The story started with the Pandavas. After losing to the Pandavas at the game of dice the Pandavas reached the Kingdom of Virat. Bhima was disguised as cook Vallabha in the King’s kitchen. Bhima transformed himself into a gentle giant and even played the role of a head cook in the kitchen. It is said that when there were no sufficient vegetables to cook any single recipe for a side dish, he put all the vegetables available in the kitchen, julienned them and threw them into a large iron vessel, and cooked them with enough water. When he realised that the vegetables have been cooked to perfection, he quickly added some grated coconut along with some other ingredients he could lay his hands on and nicely stirred it with a large iron ladle. And he named it Avial.
King Virat loved this innovative dish.

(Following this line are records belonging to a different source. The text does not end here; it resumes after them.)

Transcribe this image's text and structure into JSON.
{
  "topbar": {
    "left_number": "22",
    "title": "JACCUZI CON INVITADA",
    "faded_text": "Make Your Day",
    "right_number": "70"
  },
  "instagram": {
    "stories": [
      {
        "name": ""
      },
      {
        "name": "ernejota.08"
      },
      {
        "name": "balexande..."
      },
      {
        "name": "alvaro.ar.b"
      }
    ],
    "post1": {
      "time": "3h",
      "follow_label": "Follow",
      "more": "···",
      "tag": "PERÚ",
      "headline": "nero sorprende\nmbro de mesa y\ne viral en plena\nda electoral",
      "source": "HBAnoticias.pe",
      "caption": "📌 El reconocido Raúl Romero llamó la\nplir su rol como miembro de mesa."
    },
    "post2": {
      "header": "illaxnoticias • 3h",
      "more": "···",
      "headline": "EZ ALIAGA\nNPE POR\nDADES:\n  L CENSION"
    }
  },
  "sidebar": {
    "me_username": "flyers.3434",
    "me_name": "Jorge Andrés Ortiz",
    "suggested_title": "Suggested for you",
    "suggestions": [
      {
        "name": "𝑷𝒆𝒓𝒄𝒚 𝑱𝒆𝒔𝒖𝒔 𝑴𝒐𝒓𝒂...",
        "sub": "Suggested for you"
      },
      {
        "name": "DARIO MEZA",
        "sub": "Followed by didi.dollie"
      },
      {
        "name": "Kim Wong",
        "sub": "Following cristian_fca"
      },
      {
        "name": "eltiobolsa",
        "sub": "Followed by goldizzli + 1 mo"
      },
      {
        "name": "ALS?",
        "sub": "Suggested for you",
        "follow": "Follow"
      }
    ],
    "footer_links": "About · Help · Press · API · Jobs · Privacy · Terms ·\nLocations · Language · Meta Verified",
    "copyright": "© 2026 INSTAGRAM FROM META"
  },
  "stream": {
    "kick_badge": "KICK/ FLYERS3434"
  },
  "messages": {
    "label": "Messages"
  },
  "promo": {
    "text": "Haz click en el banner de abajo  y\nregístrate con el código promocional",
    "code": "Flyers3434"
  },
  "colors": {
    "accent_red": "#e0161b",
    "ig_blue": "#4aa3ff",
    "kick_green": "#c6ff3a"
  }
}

He immediately offered gold to Vallabha as a gift. Then of course Avial travelled far and wide and reached its current form. Though originally a dish that was discovered in North India, when it reached down South it had changed flavours and ingredients.
So what about the story of the modern Avial?
During the reign of King Swathi Thirunal the Padmanabha Swamy Temple used to have regular Mura Japas. This ritual which used to be stretched over days were attended by pandits from all over the country. Rice was being cooked in large cauldrons. But towards the last few days, vegetables ran out of stock and there wasn’t time to buy more. But the chief cook quickly made a dish by throwing the leftover veggies and coconut paste and finished it with a large helping of coconut oil. This new dish was appreciated by the King and the guests. That’s the modern story of Avial.
Traditionally a medley of what is popularly known as the locally produced vegetables are used in an Avial—plantain, elephant yam, string beans, snake gourd, Malabar Cucumber, drumstick, beans, sambhar chilly, and carrot. Though curd is used for tartness, some people use tamarind or raw mango. In South Kerala, garlic is added while grinding the coconut, some add onions or small onions along with the coconut. Before we go to the recipe take a note of these instructions.
Here are some of the things to be considered while making an Avial
• All the vegetables should be of equal size. It not only makes it appealing but also aids uniform cooking.
• If using vegetables with different textures, first cook the vegetables like yam, carrots, etc which take a longer time to cook. Then only you have to add the soft vegetables like ash gourd, mangoes, etc.
• We can't imagine a vegetable Avial without drumsticks, so do put one or two.
•The coconut should not be a past, it should be crushed without adding water.
Also, there are different variations to the avial apart from the mixed vegetable one. Cheera Avial (where spinach is the main vegetable along with a few other veggies), Egg Avial (hard-boiled eggs headline this dish along with a few other veggies), Kovakkai Avial (Kovakkai is the main vegetable) and Vendakkai Avial. Did you know that Avial is also very popular in TamilNadu? In fact, it is widely believed that this was adopted from Tamil Nadu, and we gave it a spin. Tamilians usually team it up with ada dosa. In fact, the Bengali Sukto (they avoid coconut and uses poppy seeds for thickening and also add sweet potato, Bengali five-spice powder mix, yellow mustard seeds) and Gujarathi Undhiyu (made of seasonal vegetables and fenugreek dumplings) are also other variants of Avial, though the taste differs,
Yam, carrot, plantain, cowpeas beans, snake gourd, Malabar cucumber, drumstick, sambhar chilly (1 cup, julienned)
Turmeric powder—1/2 tsp
Chilli powder-1 tsp
Green chili- 5
Take a thick bottomed Kadai, pour a tsp of oil and sauté the yam pieces. This helps in softening the yam and adds to the taste
Once it’s nicely done, add all the vegetables except drumstick and raw mango
Add the dry powders, pour some water, and allow it to cook
Once its partially cooked, add the drumstick and raw mango pieces
Put the grated coconut, jeera, and chilli in a blender and give it a quick spin. It only needs to be coarsely ground
Add this to the cooked vegetable and let it simmer for 5 minutes
Lastly, season with a generous dose of coconut oil and curry leaves.
This recipe was provided by Meera Sivadas, Mannoongal House, Perumbilavu Road, Guruvayoor.